Holi in New Delhi was very different to our experience in Kathmandu. Unlike in Kathmandu we had not located one main area were people congregated to celebrate. We did read about organised, paid-entry celebrations across the city but we did not go for any of them. Instead in the morning we met up with the friendly local family who invited us over to their house for tea the night before, after seeing us admire a massive bonfire on the street and striking a conversation with us. The bonfire was huge and very near to the electricity wires hanging over the street – we were rather amazed the fire remained contained.
The next morning we bought some Indian sweets and visited the friendly family. From their balcony we watched a rather intriguing game where a group of men clambered on top of one another with and goal of grabbing a clay pot with a coconut in it, hoisted up by string held by people from their windows on opposing sides of the street.
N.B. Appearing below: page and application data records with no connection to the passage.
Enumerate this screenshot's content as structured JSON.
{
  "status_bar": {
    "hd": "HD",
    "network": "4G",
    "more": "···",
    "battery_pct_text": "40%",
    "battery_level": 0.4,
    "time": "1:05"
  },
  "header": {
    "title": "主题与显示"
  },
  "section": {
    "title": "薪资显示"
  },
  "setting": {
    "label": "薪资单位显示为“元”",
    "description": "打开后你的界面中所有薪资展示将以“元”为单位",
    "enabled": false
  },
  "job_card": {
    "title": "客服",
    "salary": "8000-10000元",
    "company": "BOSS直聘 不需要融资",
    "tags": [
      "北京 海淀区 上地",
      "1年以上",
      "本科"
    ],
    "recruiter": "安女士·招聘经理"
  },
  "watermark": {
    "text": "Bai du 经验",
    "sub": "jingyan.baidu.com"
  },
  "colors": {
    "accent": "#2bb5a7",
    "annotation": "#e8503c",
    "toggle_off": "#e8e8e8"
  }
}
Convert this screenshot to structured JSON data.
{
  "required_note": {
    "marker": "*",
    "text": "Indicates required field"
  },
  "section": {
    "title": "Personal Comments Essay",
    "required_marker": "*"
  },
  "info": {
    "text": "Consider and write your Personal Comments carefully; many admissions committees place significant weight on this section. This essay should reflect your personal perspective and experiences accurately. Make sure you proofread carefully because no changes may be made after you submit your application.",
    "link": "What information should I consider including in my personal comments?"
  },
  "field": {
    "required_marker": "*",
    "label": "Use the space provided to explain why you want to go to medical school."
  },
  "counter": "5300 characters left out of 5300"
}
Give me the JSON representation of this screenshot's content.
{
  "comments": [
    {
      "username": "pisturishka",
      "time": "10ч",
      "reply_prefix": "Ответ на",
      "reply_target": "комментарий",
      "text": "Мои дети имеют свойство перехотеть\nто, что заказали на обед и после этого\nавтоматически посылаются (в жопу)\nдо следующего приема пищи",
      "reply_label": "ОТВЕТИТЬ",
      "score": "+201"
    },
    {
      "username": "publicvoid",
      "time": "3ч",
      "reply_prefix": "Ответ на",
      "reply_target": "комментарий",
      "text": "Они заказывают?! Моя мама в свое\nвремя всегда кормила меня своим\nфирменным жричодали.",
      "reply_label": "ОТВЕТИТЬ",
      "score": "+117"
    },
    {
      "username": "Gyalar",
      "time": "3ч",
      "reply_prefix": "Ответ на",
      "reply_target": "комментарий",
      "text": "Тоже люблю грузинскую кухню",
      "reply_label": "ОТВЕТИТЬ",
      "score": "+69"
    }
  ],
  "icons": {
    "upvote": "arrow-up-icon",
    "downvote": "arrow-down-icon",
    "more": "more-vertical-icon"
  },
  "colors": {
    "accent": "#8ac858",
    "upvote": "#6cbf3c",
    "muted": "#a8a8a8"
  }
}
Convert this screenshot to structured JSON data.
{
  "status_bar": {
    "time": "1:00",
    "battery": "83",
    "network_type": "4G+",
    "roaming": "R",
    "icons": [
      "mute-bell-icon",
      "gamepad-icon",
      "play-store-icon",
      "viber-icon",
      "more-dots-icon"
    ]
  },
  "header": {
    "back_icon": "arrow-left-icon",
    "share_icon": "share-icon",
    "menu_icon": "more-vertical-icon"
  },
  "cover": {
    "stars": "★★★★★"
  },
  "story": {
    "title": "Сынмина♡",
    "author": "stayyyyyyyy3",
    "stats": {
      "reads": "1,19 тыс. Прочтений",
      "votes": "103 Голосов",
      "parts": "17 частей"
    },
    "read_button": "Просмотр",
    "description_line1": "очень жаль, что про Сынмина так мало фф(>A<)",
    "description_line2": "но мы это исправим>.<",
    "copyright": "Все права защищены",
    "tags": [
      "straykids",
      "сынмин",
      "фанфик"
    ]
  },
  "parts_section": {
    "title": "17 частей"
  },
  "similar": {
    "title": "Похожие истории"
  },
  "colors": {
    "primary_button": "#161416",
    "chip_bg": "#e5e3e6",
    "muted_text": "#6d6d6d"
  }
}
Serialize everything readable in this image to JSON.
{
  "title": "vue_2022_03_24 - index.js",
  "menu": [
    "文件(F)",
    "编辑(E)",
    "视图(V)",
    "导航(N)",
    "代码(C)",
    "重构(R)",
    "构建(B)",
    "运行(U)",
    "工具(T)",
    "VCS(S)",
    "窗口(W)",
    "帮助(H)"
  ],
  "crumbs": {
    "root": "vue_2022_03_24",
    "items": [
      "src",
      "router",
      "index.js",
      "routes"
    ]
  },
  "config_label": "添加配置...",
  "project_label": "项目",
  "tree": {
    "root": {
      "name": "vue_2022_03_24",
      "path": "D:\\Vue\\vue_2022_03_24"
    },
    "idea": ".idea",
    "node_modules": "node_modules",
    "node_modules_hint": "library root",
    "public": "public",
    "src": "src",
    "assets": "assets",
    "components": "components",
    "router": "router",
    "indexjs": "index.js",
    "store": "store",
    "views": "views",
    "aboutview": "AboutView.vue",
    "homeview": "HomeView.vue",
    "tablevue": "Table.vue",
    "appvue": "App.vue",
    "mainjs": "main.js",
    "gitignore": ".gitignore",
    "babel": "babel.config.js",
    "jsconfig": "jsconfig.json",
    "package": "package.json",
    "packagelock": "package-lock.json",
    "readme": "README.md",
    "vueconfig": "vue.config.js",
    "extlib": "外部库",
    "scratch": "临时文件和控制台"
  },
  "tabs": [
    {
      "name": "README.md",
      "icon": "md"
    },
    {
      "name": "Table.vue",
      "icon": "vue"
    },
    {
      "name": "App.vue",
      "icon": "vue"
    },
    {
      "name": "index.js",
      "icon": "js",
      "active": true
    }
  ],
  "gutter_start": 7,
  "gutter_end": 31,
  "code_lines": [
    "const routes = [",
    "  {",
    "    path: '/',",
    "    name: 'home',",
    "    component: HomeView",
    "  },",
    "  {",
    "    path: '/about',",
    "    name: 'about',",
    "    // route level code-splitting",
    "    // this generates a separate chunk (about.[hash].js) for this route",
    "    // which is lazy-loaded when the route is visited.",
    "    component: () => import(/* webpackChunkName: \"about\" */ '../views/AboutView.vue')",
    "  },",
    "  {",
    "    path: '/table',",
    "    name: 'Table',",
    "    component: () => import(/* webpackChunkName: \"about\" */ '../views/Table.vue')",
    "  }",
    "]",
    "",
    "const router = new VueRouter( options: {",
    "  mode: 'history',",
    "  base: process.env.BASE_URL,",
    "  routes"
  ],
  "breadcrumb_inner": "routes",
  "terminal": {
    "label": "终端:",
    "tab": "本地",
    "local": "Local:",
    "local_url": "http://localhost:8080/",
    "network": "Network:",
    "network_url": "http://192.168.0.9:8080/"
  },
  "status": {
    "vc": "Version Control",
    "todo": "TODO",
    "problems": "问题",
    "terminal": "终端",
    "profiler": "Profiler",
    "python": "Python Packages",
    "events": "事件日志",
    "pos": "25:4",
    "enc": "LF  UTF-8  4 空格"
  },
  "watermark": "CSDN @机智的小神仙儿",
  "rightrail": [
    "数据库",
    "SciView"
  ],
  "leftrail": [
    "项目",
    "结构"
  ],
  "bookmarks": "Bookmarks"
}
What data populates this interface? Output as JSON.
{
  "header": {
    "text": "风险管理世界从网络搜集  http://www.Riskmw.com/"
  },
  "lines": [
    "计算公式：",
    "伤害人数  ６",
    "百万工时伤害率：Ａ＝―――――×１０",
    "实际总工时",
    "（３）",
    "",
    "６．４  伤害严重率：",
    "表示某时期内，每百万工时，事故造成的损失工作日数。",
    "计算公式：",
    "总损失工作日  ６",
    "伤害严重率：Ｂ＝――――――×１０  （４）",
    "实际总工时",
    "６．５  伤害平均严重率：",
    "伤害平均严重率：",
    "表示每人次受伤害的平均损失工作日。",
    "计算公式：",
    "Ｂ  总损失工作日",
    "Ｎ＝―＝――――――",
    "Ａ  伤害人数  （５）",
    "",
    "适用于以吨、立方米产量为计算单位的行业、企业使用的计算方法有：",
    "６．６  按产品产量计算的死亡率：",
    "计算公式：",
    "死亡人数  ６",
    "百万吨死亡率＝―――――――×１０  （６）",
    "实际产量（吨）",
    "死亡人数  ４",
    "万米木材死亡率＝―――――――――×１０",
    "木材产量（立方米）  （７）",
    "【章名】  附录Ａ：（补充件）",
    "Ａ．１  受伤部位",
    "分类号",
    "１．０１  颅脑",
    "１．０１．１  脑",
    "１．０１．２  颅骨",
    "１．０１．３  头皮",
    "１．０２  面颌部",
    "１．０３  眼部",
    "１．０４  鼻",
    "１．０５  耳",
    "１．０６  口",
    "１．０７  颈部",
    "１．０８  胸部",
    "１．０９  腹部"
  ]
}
The pot wobbled some 5 to 6 meters above the spot where the previous night the fire raged. To make things more interesting for the onlookers and harder for the participants, locals attacked the participants with water from hoses and water guns. Eventually the clay pot was captured and smashed and the game was over. We had some masala chai with our hosts and then left to celebrate on the streets.
For hours we wandered the streets around our hotel and took part in celebrations. The weather in Delhi was slightly hotter and dryer than in Kathmandu. Almost everyone out on the streets carried their bags of colours and approached strangers of the street to wish them a happy Holi. For most part the celebrations were friendly and the people we encountered polite. We exchanged many hugs and wishes with strangers. However I also encountered first hand what David read about on the internet and in the newspaper available at our hotel. Namely that majority of the people celebrating on the streets were men and many of them used the Holi celebrations as an excuse to inappropriately touch the ladies, with numerous men ‘accidentally’ grazing my bosom or butt with their hands. The other minor complaint was how hard the water balloons were thrown at my head by people (mostly kids) on the streets and from rooftops and balconies. Forgetting these two things and the loss of David’s phone I really enjoyed the Holi celebrations.
Eventually, exhausted from a day spent mostly aimlessly wandering the streets we returned to the hotel for a break and a wash. We had hoped to find some sort of party to celebrate Holi in the evening as well, but most bars in the area were actually closed for the day. We found some open places at Connaught Place, however these were pretty dead – although they were intriguing trendy places with loud music pumped throughout we saw no more than a couple of people in each place. Apparently Holi really is a daytime public celebration, but the evening is reserved for family time – by late night the chaotic streets of the day became serene and quiet, a real novelty in India.